Is a POA only effective when the grantor is still alive?

My father had no living Will. He had small amt of property and money in 2 bank accounts. My stepsister got him to sign a POA to her. However, after his death she continued spending from his accounts yet I believe that a POA is only effective while the person who gives it is still alive. Also, can criminal charges be filed? He does have a small amount of real estate.
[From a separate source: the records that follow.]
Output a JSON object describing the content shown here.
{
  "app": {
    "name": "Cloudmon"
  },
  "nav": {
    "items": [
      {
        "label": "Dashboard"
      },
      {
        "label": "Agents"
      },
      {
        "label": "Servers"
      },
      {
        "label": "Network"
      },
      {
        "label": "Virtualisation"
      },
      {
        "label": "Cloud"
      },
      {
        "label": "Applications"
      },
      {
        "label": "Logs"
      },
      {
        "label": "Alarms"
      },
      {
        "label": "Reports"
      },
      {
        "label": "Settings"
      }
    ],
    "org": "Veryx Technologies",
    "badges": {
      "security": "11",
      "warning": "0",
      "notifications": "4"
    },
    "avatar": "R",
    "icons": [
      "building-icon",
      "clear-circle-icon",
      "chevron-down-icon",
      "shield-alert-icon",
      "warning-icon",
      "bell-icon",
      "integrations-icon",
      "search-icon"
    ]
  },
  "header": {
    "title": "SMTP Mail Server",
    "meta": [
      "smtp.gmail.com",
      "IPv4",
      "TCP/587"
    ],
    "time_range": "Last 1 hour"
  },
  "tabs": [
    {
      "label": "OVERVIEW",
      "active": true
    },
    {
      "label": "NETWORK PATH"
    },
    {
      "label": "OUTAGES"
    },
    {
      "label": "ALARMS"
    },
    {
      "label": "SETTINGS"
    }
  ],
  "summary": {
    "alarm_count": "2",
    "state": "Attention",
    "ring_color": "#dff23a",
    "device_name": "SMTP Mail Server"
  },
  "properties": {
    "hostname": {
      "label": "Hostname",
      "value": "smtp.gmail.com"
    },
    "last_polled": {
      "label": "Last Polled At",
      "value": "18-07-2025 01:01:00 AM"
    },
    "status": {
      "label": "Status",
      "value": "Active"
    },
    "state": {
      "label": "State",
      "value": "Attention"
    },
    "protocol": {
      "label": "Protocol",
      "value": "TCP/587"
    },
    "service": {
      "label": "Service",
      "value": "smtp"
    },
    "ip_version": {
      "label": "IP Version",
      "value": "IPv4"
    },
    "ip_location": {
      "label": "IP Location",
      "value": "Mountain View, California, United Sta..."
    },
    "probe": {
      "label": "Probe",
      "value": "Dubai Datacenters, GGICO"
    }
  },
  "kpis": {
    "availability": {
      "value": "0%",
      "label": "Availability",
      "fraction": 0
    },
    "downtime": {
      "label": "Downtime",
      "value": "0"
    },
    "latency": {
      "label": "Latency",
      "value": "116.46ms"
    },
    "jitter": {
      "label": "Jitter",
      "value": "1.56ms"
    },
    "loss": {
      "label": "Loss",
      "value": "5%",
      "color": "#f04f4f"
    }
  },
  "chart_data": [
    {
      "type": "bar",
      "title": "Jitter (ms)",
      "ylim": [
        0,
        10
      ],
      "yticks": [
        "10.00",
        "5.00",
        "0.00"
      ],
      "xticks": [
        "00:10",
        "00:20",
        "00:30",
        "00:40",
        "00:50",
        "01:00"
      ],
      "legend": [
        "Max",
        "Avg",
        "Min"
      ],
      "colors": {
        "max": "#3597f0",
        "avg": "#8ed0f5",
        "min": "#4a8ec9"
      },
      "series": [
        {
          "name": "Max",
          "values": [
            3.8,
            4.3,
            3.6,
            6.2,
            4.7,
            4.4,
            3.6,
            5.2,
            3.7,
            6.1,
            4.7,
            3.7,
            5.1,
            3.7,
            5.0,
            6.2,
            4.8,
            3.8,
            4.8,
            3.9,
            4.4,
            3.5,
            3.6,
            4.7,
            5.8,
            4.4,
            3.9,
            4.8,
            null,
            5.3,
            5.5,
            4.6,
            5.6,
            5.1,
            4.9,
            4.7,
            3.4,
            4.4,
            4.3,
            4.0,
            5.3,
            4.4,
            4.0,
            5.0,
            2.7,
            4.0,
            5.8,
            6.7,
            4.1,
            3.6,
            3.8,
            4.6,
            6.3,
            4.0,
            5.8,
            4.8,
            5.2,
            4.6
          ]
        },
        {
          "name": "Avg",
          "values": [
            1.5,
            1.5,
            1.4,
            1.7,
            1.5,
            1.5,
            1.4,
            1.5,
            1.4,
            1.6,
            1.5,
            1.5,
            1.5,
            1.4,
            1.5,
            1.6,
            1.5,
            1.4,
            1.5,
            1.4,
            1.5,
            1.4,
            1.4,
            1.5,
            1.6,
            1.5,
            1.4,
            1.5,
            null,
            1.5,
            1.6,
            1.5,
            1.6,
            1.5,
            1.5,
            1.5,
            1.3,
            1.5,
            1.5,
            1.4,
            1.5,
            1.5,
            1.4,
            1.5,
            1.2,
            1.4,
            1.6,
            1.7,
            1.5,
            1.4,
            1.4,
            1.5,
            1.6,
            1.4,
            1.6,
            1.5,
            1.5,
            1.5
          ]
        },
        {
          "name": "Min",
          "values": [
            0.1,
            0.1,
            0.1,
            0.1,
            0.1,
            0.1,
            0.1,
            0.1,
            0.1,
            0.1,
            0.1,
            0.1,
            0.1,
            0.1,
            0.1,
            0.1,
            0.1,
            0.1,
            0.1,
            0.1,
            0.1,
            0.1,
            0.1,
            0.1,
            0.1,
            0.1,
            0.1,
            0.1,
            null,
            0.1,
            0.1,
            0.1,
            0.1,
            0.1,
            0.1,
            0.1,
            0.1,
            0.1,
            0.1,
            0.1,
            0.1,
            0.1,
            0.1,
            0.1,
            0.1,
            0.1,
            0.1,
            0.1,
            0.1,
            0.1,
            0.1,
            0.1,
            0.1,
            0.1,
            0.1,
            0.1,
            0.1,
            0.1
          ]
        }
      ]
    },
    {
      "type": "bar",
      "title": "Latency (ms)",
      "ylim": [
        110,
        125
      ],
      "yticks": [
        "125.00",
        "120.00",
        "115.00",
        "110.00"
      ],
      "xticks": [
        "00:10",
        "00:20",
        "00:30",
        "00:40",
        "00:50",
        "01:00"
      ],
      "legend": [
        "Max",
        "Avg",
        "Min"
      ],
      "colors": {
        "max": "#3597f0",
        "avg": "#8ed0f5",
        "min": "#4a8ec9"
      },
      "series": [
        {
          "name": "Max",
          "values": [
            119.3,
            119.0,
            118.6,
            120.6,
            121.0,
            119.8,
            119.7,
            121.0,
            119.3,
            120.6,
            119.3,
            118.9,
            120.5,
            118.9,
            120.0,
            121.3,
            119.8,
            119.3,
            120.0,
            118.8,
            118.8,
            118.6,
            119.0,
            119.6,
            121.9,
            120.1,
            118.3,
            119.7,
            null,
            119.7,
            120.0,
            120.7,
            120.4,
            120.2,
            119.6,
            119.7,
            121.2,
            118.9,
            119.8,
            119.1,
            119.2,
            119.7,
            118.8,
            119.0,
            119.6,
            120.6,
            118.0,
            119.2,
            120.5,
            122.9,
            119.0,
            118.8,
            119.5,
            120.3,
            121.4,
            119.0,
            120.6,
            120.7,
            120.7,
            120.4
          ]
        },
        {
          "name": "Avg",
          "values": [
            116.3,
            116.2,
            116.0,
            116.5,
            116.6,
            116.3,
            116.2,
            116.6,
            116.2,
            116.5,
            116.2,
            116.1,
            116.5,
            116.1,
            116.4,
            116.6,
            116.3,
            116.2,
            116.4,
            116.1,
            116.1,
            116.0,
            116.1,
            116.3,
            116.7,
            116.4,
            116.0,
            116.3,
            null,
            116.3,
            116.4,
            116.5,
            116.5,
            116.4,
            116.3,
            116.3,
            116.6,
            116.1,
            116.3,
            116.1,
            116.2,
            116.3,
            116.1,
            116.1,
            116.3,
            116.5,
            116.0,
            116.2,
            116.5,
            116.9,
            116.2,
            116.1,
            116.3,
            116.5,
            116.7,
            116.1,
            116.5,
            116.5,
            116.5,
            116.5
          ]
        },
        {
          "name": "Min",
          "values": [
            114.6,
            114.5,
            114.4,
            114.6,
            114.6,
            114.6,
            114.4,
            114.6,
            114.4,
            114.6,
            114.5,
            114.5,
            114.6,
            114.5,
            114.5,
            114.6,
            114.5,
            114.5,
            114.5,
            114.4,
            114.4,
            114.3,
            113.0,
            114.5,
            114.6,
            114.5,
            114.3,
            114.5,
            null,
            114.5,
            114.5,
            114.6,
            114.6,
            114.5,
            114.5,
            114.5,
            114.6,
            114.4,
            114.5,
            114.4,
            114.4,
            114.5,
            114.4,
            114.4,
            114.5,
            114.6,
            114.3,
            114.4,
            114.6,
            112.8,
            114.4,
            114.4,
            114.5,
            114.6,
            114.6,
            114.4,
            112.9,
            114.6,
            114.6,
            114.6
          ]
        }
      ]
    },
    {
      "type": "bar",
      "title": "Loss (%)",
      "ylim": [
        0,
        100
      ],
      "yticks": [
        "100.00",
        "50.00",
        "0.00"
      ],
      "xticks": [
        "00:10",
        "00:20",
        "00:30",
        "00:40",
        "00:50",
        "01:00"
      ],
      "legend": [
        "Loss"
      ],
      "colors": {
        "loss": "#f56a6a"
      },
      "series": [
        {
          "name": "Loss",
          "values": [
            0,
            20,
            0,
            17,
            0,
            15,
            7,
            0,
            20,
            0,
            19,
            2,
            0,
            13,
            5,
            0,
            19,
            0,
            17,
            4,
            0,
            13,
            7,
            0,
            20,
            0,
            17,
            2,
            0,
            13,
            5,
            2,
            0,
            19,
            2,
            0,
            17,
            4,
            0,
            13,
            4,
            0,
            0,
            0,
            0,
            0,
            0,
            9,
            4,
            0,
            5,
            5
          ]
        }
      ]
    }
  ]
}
How do I get the property; I’m his biological daughter.

Asked on June 21, 2016 under Estate Planning, Florida

Answers:

SJZ, Member, New York Bar / FreeAdvice Contributing Attorney

Answered 4 years ago | Contributor

1) That is correct: a power of attorney is only effective while the grantor (the person granting it) is alive; the POA "dies" with the person, so to speak, and only a will can control what happens after that.
2) If your stepsister has taken money from your father's estate when she was not entitled to, which appears to be the case, you should be able to file charges; the personal representative of the estate (a court appointed  administrator, if there is no will appointing an executor) can also sue her on behalf of the estate to recover the money she took.
3) You need to file a legal action in surrogates or probate court to have a representative appointed for the estate; that person can then take action to protect the estate, recover any amounts wrongfully taken, pay the final debts or expenses, and distribute the assets to those who should inherit (e.g. you). A trusts and estates or probate lawyer can help you with this.


IMPORTANT NOTICE: The Answer(s) provided above are for general information only. The attorney providing the answer was not serving as the attorney for the person submitting the question or in any attorney-client relationship with such person. Laws may vary from state to state, and sometimes change. Tiny variations in the facts, or a fact not set forth in a question, often can change a legal outcome or an attorney's conclusion. Although AttorneyPages.com has verified the attorney was admitted to practice law in at least one jurisdiction, he or she may not be authorized to practice law in the jurisdiction referred to in the question, nor is he or she necessarily experienced in the area of the law involved. Unlike the information in the Answer(s) above, upon which you should NOT rely, for personal advice you can rely upon we suggest you retain an attorney to represent you.